This subject will involve practicals.
Intended learning outcomes
On successful completion of this subject, students should be able to:
- Understand the key principles of ecosystem monitoring and assessment;
- Critically analyse existing ecosystem monitoring and assessment programs;
- Develop a robust design for quantitative and qualitative assessment of ecosystem values and related social values and practices for a case-study scenario;
- Understand different approaches and techniques/tools for conducting ecosystem assessments;
- Apply a range of standard equipment and techniques for conducting quantitative and qualitative ecosystem assessments;
- Select, undertake, and interpret output from basic statistical and qualitative analyses of biophysical and social data;
- Produce a basic report assessing a range of values for a specific ecosystem and its stakeholders and describing the uncertainties associated with their measurement.
- Integrate social and ecological data from multiple sources to identify system interactions and management issues; and
In addition to learning specific skills that will assist students in their future careers in science, they will have the opportunity to develop generic skills that will assist them in any future career path.
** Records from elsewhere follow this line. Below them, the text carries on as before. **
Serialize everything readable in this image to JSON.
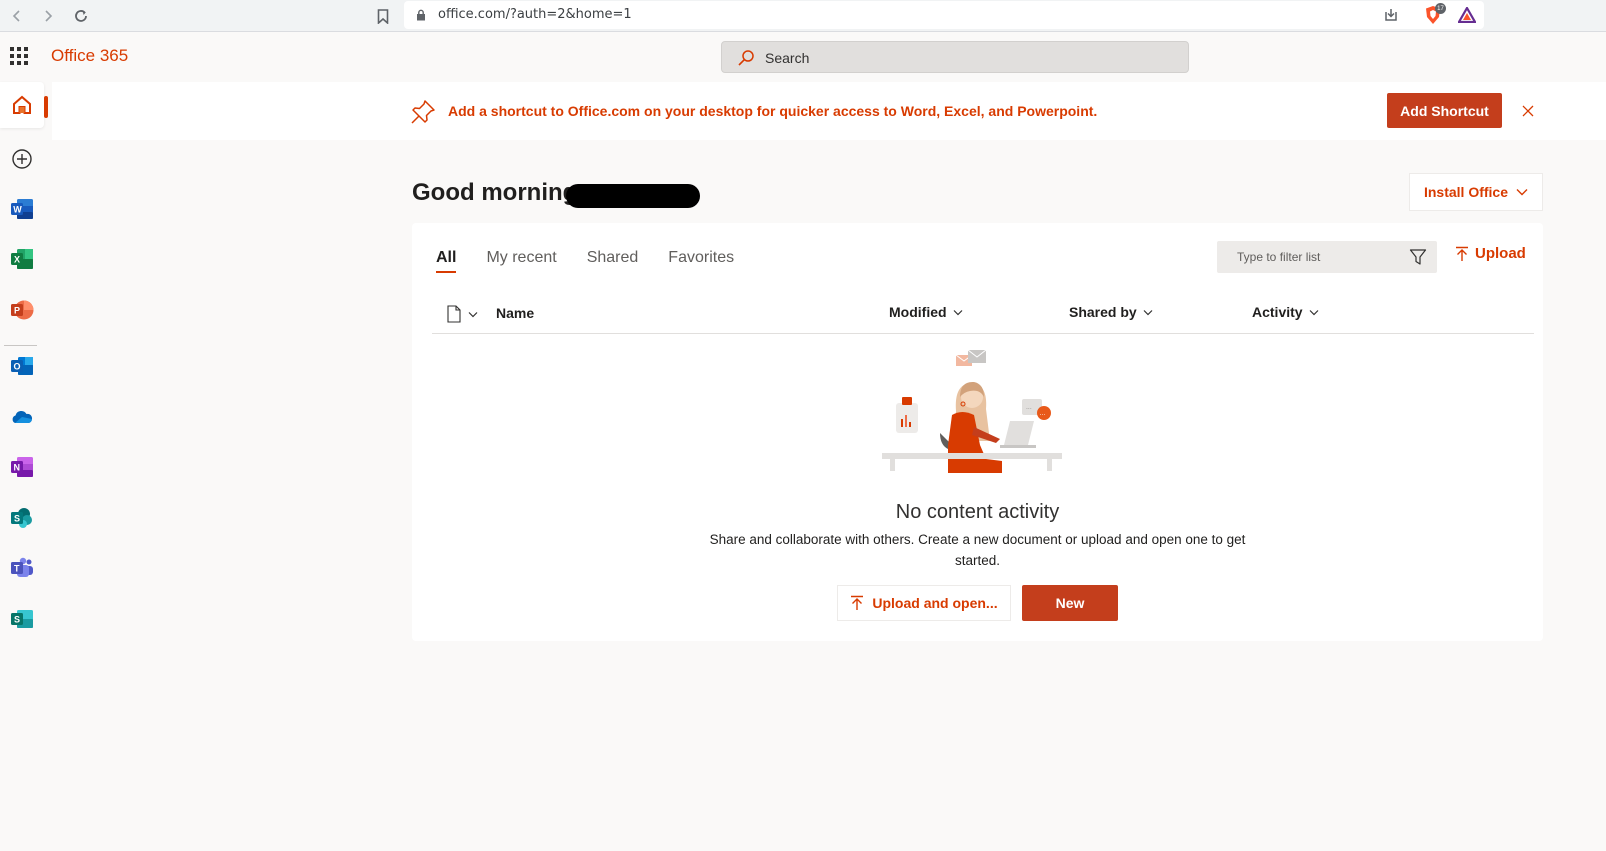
{
  "browser": {
    "url": "office.com/?auth=2&home=1"
  },
  "header": {
    "app_title": "Office 365",
    "search_placeholder": "Search"
  },
  "rail": {
    "items": [
      "home",
      "create",
      "word",
      "excel",
      "powerpoint",
      "outlook",
      "onedrive",
      "onenote",
      "sharepoint",
      "teams",
      "sway"
    ]
  },
  "banner": {
    "message": "Add a shortcut to Office.com on your desktop for quicker access to Word, Excel, and Powerpoint.",
    "button_label": "Add Shortcut"
  },
  "main": {
    "greeting": "Good morning",
    "install_label": "Install Office",
    "tabs": [
      {
        "label": "All"
      },
      {
        "label": "My recent"
      },
      {
        "label": "Shared"
      },
      {
        "label": "Favorites"
      }
    ],
    "filter_placeholder": "Type to filter list",
    "upload_label": "Upload",
    "columns": {
      "name": "Name",
      "modified": "Modified",
      "shared_by": "Shared by",
      "activity": "Activity"
    },
    "empty": {
      "title": "No content activity",
      "description": "Share and collaborate with others. Create a new document or upload and open one to get started.",
      "upload_open_label": "Upload and open...",
      "new_label": "New"
    }
  },
  "colors": {
    "accent": "#d83b01",
    "button": "#c43e1c"
  }
}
These include:
- Project development and management
- Critical thinking (problem definition, analysis and synthesis)
- Data analysis
- Report writing
Last updated: 5 March 2021